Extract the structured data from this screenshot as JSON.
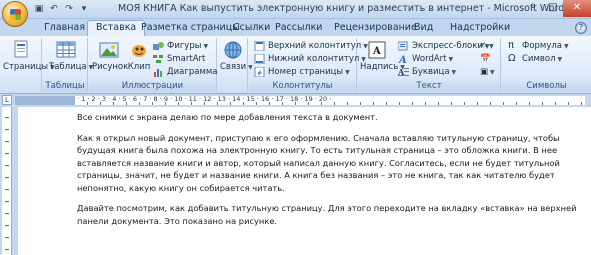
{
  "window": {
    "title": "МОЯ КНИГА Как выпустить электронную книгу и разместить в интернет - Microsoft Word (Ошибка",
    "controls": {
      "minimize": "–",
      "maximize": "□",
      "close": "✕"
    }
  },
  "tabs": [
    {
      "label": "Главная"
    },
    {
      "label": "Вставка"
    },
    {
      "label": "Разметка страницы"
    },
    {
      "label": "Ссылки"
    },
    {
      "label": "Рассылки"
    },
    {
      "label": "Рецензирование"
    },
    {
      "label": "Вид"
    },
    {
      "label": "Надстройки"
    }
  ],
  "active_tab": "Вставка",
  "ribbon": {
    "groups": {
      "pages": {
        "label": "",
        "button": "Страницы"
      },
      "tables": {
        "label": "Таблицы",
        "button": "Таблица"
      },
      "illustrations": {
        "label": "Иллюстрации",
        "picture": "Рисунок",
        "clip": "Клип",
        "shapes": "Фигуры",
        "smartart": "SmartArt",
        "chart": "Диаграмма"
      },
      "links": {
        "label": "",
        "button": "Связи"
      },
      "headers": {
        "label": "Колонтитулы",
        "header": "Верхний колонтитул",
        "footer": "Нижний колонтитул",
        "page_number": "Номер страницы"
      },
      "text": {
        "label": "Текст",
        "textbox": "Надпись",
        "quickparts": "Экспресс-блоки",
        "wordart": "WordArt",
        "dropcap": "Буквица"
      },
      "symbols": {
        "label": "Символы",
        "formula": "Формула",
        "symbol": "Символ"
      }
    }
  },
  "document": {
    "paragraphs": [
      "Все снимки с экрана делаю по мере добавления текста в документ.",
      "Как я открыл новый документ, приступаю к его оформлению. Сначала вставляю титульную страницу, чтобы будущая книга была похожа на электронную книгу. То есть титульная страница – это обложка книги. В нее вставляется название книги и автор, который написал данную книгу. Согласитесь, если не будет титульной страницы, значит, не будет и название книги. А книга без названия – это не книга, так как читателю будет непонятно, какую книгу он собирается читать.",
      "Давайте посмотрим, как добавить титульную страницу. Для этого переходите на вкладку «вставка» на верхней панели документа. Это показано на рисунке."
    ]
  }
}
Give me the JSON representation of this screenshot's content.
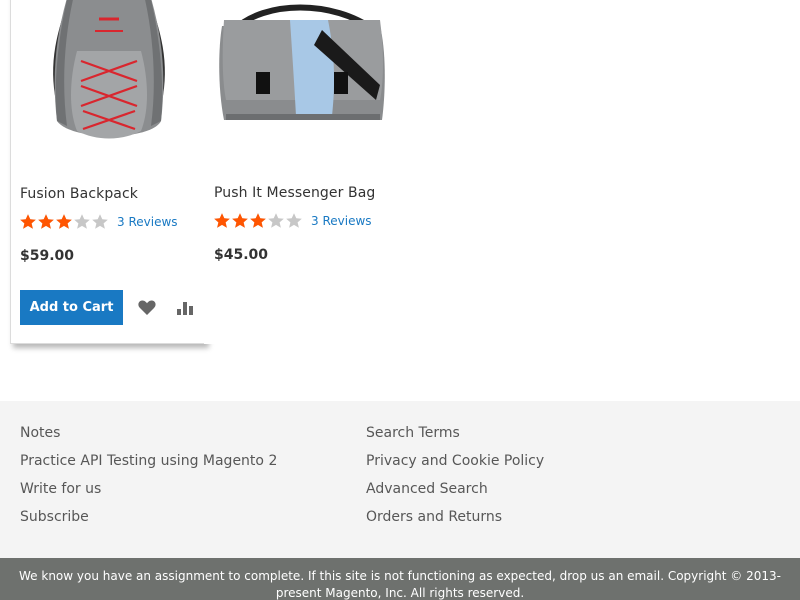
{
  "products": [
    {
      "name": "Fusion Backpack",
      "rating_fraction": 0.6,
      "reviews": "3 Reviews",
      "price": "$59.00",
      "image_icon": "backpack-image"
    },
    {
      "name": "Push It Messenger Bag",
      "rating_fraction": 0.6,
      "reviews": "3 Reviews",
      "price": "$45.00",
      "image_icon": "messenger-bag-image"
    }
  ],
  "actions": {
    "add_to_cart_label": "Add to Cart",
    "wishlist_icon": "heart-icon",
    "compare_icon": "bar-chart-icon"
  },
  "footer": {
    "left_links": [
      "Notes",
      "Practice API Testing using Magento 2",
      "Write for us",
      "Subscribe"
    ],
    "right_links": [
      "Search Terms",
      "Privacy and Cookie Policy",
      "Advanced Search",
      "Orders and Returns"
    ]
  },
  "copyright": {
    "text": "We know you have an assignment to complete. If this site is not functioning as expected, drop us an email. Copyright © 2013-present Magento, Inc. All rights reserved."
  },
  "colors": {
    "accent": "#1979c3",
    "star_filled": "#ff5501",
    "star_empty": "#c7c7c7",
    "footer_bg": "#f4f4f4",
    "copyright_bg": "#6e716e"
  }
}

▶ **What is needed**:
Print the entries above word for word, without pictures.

▶ **Task output**:
Extract the structured data from this screenshot as JSON.
{
  "window": {
    "title": "МОЯ КНИГА Как выпустить электронную книгу и разместить в интернет - Microsoft Word (Ошибка",
    "controls": {
      "minimize": "–",
      "maximize": "□",
      "close": "✕"
    }
  },
  "tabs": [
    {
      "label": "Главная"
    },
    {
      "label": "Вставка"
    },
    {
      "label": "Разметка страницы"
    },
    {
      "label": "Ссылки"
    },
    {
      "label": "Рассылки"
    },
    {
      "label": "Рецензирование"
    },
    {
      "label": "Вид"
    },
    {
      "label": "Надстройки"
    }
  ],
  "active_tab": "Вставка",
  "ribbon": {
    "groups": {
      "pages": {
        "label": "",
        "button": "Страницы"
      },
      "tables": {
        "label": "Таблицы",
        "button": "Таблица"
      },
      "illustrations": {
        "label": "Иллюстрации",
        "picture": "Рисунок",
        "clip": "Клип",
        "shapes": "Фигуры",
        "smartart": "SmartArt",
        "chart": "Диаграмма"
      },
      "links": {
        "label": "",
        "button": "Связи"
      },
      "headers": {
        "label": "Колонтитулы",
        "header": "Верхний колонтитул",
        "footer": "Нижний колонтитул",
        "page_number": "Номер страницы"
      },
      "text": {
        "label": "Текст",
        "textbox": "Надпись",
        "quickparts": "Экспресс-блоки",
        "wordart": "WordArt",
        "dropcap": "Буквица"
      },
      "symbols": {
        "label": "Символы",
        "formula": "Формула",
        "symbol": "Символ"
      }
    }
  },
  "document": {
    "paragraphs": [
      "Все снимки с экрана делаю по мере добавления текста в документ.",
      "Как я открыл новый документ, приступаю к его оформлению. Сначала вставляю титульную страницу, чтобы будущая книга была похожа на электронную книгу. То есть титульная страница – это обложка книги. В нее вставляется название книги и автор, который написал данную книгу. Согласитесь, если не будет титульной страницы, значит, не будет и название книги. А книга без названия – это не книга, так как читателю будет непонятно, какую книгу он собирается читать.",
      "Давайте посмотрим, как добавить титульную страницу. Для этого переходите на вкладку «вставка» на верхней панели документа. Это показано на рисунке."
    ]
  }
}
Give me the JSON representation of this screenshot's content.
{
  "products": [
    {
      "name": "Fusion Backpack",
      "rating_fraction": 0.6,
      "reviews": "3 Reviews",
      "price": "$59.00",
      "image_icon": "backpack-image"
    },
    {
      "name": "Push It Messenger Bag",
      "rating_fraction": 0.6,
      "reviews": "3 Reviews",
      "price": "$45.00",
      "image_icon": "messenger-bag-image"
    }
  ],
  "actions": {
    "add_to_cart_label": "Add to Cart",
    "wishlist_icon": "heart-icon",
    "compare_icon": "bar-chart-icon"
  },
  "footer": {
    "left_links": [
      "Notes",
      "Practice API Testing using Magento 2",
      "Write for us",
      "Subscribe"
    ],
    "right_links": [
      "Search Terms",
      "Privacy and Cookie Policy",
      "Advanced Search",
      "Orders and Returns"
    ]
  },
  "copyright": {
    "text": "We know you have an assignment to complete. If this site is not functioning as expected, drop us an email. Copyright © 2013-present Magento, Inc. All rights reserved."
  },
  "colors": {
    "accent": "#1979c3",
    "star_filled": "#ff5501",
    "star_empty": "#c7c7c7",
    "footer_bg": "#f4f4f4",
    "copyright_bg": "#6e716e"
  }
}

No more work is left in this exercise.